Exercise requirements: Where in the records does the word "title" occur? Copy each line in which it does.

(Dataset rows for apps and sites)
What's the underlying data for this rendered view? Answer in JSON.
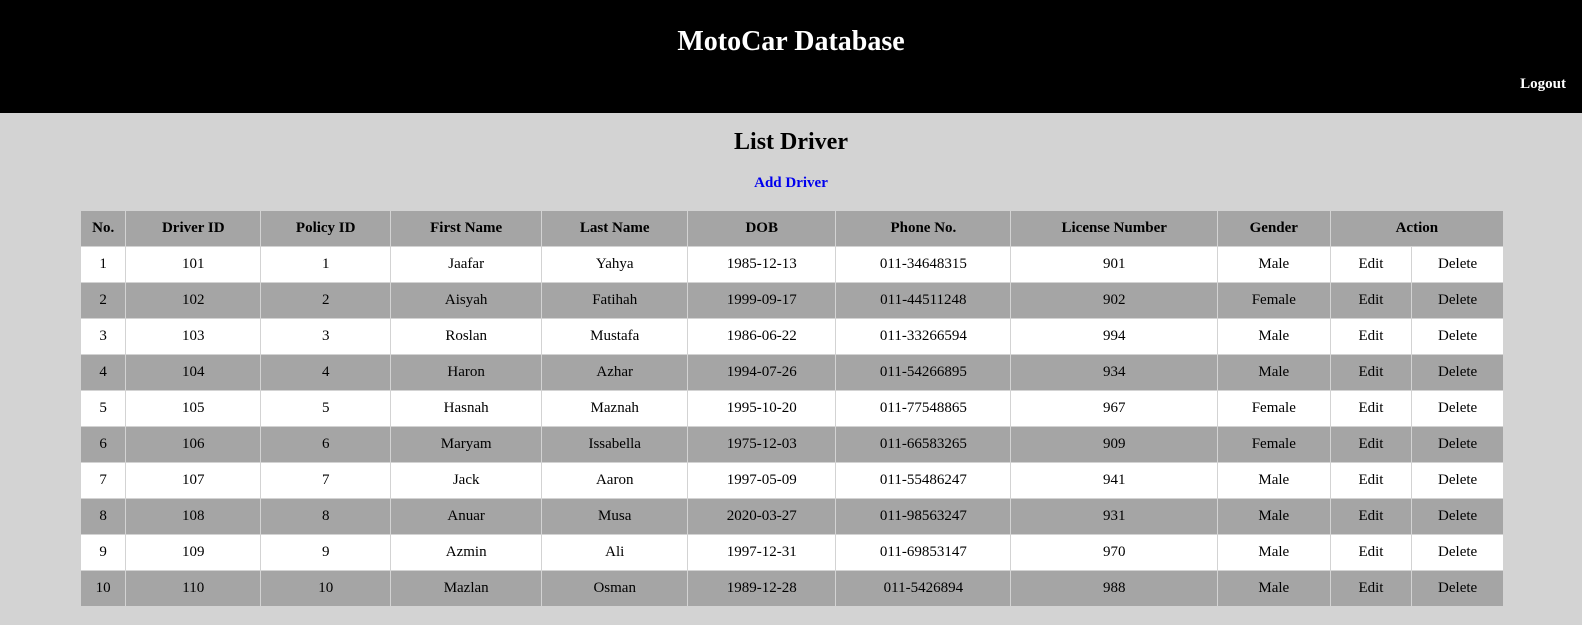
{
  "header": {
    "title": "MotoCar Database",
    "logout_label": "Logout"
  },
  "page": {
    "title": "List Driver",
    "add_label": "Add Driver"
  },
  "table": {
    "columns": [
      "No.",
      "Driver ID",
      "Policy ID",
      "First Name",
      "Last Name",
      "DOB",
      "Phone No.",
      "License Number",
      "Gender",
      "Action"
    ],
    "rows": [
      [
        "1",
        "101",
        "1",
        "Jaafar",
        "Yahya",
        "1985-12-13",
        "011-34648315",
        "901",
        "Male"
      ],
      [
        "2",
        "102",
        "2",
        "Aisyah",
        "Fatihah",
        "1999-09-17",
        "011-44511248",
        "902",
        "Female"
      ],
      [
        "3",
        "103",
        "3",
        "Roslan",
        "Mustafa",
        "1986-06-22",
        "011-33266594",
        "994",
        "Male"
      ],
      [
        "4",
        "104",
        "4",
        "Haron",
        "Azhar",
        "1994-07-26",
        "011-54266895",
        "934",
        "Male"
      ],
      [
        "5",
        "105",
        "5",
        "Hasnah",
        "Maznah",
        "1995-10-20",
        "011-77548865",
        "967",
        "Female"
      ],
      [
        "6",
        "106",
        "6",
        "Maryam",
        "Issabella",
        "1975-12-03",
        "011-66583265",
        "909",
        "Female"
      ],
      [
        "7",
        "107",
        "7",
        "Jack",
        "Aaron",
        "1997-05-09",
        "011-55486247",
        "941",
        "Male"
      ],
      [
        "8",
        "108",
        "8",
        "Anuar",
        "Musa",
        "2020-03-27",
        "011-98563247",
        "931",
        "Male"
      ],
      [
        "9",
        "109",
        "9",
        "Azmin",
        "Ali",
        "1997-12-31",
        "011-69853147",
        "970",
        "Male"
      ],
      [
        "10",
        "110",
        "10",
        "Mazlan",
        "Osman",
        "1989-12-28",
        "011-5426894",
        "988",
        "Male"
      ]
    ],
    "edit_label": "Edit",
    "delete_label": "Delete"
  }
}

Written answer:
    "title": "MotoCar Database",
    "title": "List Driver",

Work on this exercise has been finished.